Exercise objective - Leave out the pictures and repeat exactly the lines from the one containing "Serialize everything readable" through the end of the records.

══ Exercise input

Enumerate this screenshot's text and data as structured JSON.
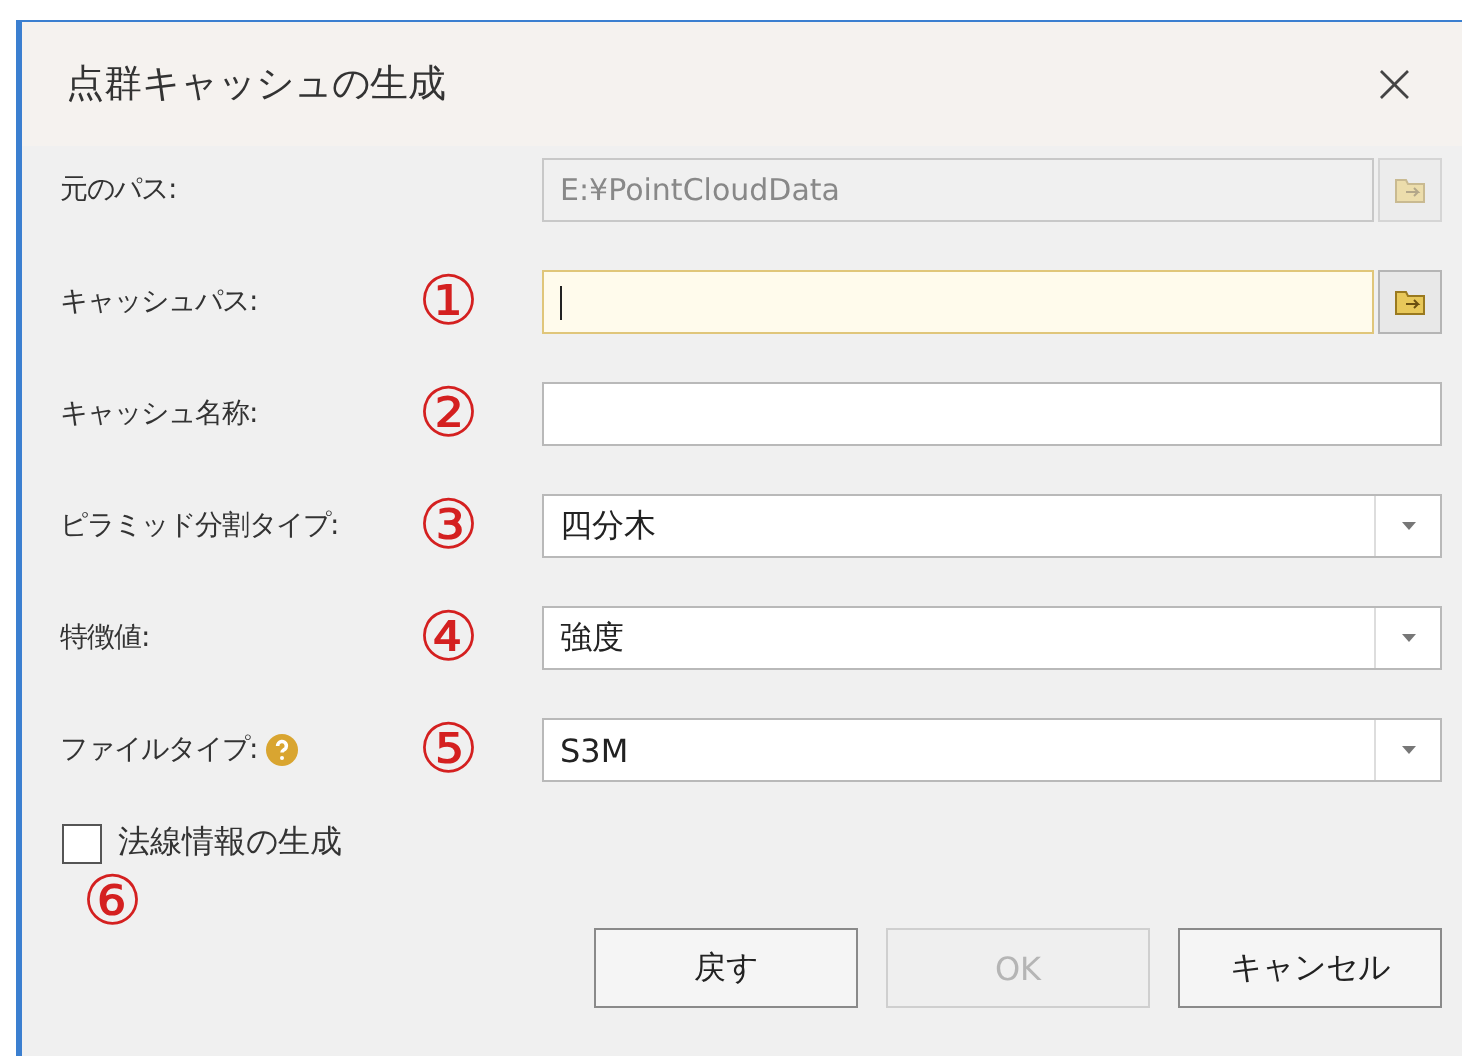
{
  "window": {
    "title": "点群キャッシュの生成",
    "close": "×"
  },
  "rows": [
    {
      "label": "元のパス:",
      "kind": "path",
      "value": "E:¥PointCloudData",
      "disabled": true
    },
    {
      "label": "キャッシュパス:",
      "marker": "①",
      "kind": "path",
      "disabled": false,
      "focused": true
    },
    {
      "label": "キャッシュ名称:",
      "marker": "②",
      "kind": "text",
      "disabled": false
    },
    {
      "label": "ピラミッド分割タイプ:",
      "marker": "③",
      "kind": "dropdown",
      "value": "四分木",
      "disabled": false
    },
    {
      "label": "特徴値:",
      "marker": "④",
      "kind": "dropdown",
      "value": "強度",
      "disabled": false
    },
    {
      "label": "ファイルタイプ:",
      "help": true,
      "marker": "⑤",
      "kind": "dropdown",
      "value": "S3M",
      "disabled": false
    }
  ],
  "checkbox": {
    "label": "法線情報の生成",
    "checked": false,
    "marker": "⑥"
  },
  "buttons": [
    {
      "label": "戻す",
      "disabled": false
    },
    {
      "label": "OK",
      "disabled": true
    },
    {
      "label": "キャンセル",
      "disabled": false
    }
  ]
}
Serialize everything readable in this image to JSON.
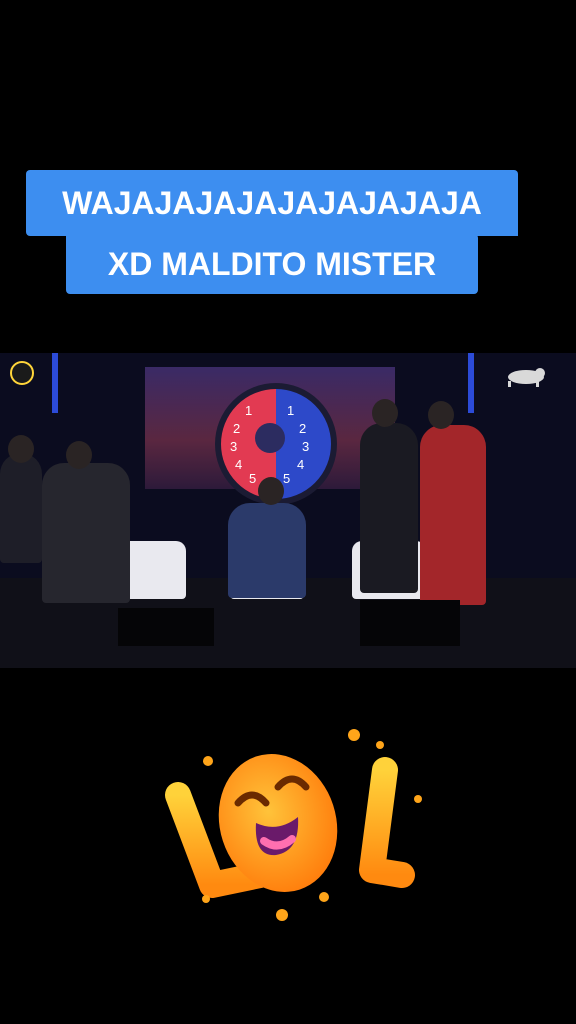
{
  "caption": {
    "line1": "WAJAJAJAJAJAJAJAJAJA",
    "line2": "XD MALDITO MISTER"
  },
  "video": {
    "wheel_numbers_left": [
      "5",
      "4",
      "3",
      "2",
      "1"
    ],
    "wheel_numbers_right": [
      "1",
      "2",
      "3",
      "4",
      "5"
    ]
  },
  "sticker": {
    "icon": "lol-laughing-sticker-icon"
  },
  "colors": {
    "caption_bg": "#3d8ef0",
    "sticker_orange": "#ff9a1f",
    "background": "#000000"
  }
}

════

Solution to this task -
Serialize everything readable in this image to JSON.
{
  "caption": {
    "line1": "WAJAJAJAJAJAJAJAJAJA",
    "line2": "XD MALDITO MISTER"
  },
  "video": {
    "wheel_numbers_left": [
      "5",
      "4",
      "3",
      "2",
      "1"
    ],
    "wheel_numbers_right": [
      "1",
      "2",
      "3",
      "4",
      "5"
    ]
  },
  "sticker": {
    "icon": "lol-laughing-sticker-icon"
  },
  "colors": {
    "caption_bg": "#3d8ef0",
    "sticker_orange": "#ff9a1f",
    "background": "#000000"
  }
}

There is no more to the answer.